a landed space to collective management, through a) knowledge of state law and b) daily, practical maintenance of an everyday nature of the space. State law is acknowledged in order for the buildings to be secured, whether through squatters’ rights or criminal trespass. Once a building is taken, the re-occupation has to maintain some level of longevity where windows need to be fixed, electricity cables mended, water switched on, clearing up and cleaning to be done. These are the daily, vernacular level examples of the continual re-occupation of the social centres that only occur through some understanding and admiration for state law. Reenaction refers to the practices and enactments of social centre participants that create informal rituals resembling codes of written and unwritten organisation or in other words, the performance of an archive. These forms of organisation are the replication of the commons, the DiY mentality, the autonomist concerns that allow for a collective level of organisation (autonomy-as-practice and autonomyas-placement). The more similar the methods of organisation to state law (such as written forms, constitutions, etc.), the closer the social centre is to a continuum of formalism, eventually to be subsumed into individual property rights through the legitimation and institutionalisation of state law. Once a social centre becomes aware of itself as a social centre by recognising its place within history, and a network of wider movements and social centre genealogies, we begin to see the social centres archiving themselves. This archiving and recording is not only in the form of books, photos, documentation, online portals and indexes of the wider community of social centres, which social centres feel connected to and a part of (see the Autonomous London website for an online memory of spaces from the past, evicted and ongoing), but it is also a conscious memory found in tasks, chores, and the gathered signification and re-signification of their daily performances. Archiving is a performative movement which is not only about physical records

but also about the custom in which both state law and social centre law (or other laws of resistance) work to effect and affect themselves at a given juncture, whilst referring back to the past and influencing the future at the same time. With laws of resistance, re-enaction entails archiving concerned with reinforcing the present and the collective by keeping social centres outside of a continuum of formalism and expressing nonlinear informality by remaining within an a-legal vacuum where state legality or illegality is restrained. All are based on practices as moments in space and time, combined to form habits manifesting themselves in a

performance of temporal and spatial autonomy, whilst at the same time recount - ing themselves as part of a wider network of examples of Hakim Bey’s TAZ by both memorialising the past and projecting into the future.

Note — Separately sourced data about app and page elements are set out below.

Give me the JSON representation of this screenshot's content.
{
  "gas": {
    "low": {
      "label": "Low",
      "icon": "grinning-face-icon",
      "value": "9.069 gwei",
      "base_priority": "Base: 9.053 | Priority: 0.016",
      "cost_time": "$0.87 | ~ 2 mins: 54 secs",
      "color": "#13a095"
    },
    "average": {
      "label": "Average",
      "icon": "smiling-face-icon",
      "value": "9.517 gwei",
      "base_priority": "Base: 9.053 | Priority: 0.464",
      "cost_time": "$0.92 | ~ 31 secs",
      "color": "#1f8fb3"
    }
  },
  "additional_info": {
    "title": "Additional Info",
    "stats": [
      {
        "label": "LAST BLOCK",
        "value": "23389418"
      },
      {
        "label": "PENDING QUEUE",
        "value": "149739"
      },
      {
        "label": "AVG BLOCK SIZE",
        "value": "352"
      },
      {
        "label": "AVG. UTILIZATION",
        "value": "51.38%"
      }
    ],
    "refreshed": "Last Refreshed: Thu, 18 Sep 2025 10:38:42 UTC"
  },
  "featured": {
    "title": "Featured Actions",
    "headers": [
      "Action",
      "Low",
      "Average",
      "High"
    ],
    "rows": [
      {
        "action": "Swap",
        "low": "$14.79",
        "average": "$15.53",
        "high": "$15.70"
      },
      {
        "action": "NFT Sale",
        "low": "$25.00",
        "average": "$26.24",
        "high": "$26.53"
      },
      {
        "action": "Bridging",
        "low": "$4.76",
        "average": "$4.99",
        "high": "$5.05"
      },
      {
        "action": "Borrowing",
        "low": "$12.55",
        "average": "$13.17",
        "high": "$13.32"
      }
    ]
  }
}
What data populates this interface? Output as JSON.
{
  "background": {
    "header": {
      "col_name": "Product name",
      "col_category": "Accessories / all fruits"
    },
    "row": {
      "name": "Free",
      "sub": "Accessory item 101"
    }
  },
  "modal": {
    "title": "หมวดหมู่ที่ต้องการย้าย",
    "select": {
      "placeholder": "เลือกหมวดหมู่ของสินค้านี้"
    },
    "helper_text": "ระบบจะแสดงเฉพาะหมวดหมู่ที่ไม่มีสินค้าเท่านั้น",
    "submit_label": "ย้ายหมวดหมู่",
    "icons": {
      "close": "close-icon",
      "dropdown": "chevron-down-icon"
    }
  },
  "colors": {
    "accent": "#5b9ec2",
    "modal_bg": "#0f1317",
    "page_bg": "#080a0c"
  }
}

Archiving is a temporal and spatial practice, and practices are performances of both processes and products of laws of resistance. I argue that social centres and other such occupation protests utilising both re-occupation and re-enactment as expressions of their law of resistance are archiving the memory of the commons. I argue that the state is archiving the memory of enclosure. The social centre participants involved in this research came from a mixture of

squatted, rented and owned spaces. Participants from the squatted centres included members of rampART in Whitechapel, The Library House in Camber - well, 1000 Flowers Social Centre in Dalston and 195 Mare Street in Hackney. I spoke to a member of the rented space 56a Infoshop, Elephant and Castle, and members of the cooperatively owned space Kebele in Bristol. Each of the members were spoken to in an informal and unstructured interview setting, the location being the social centres themselves in each instance.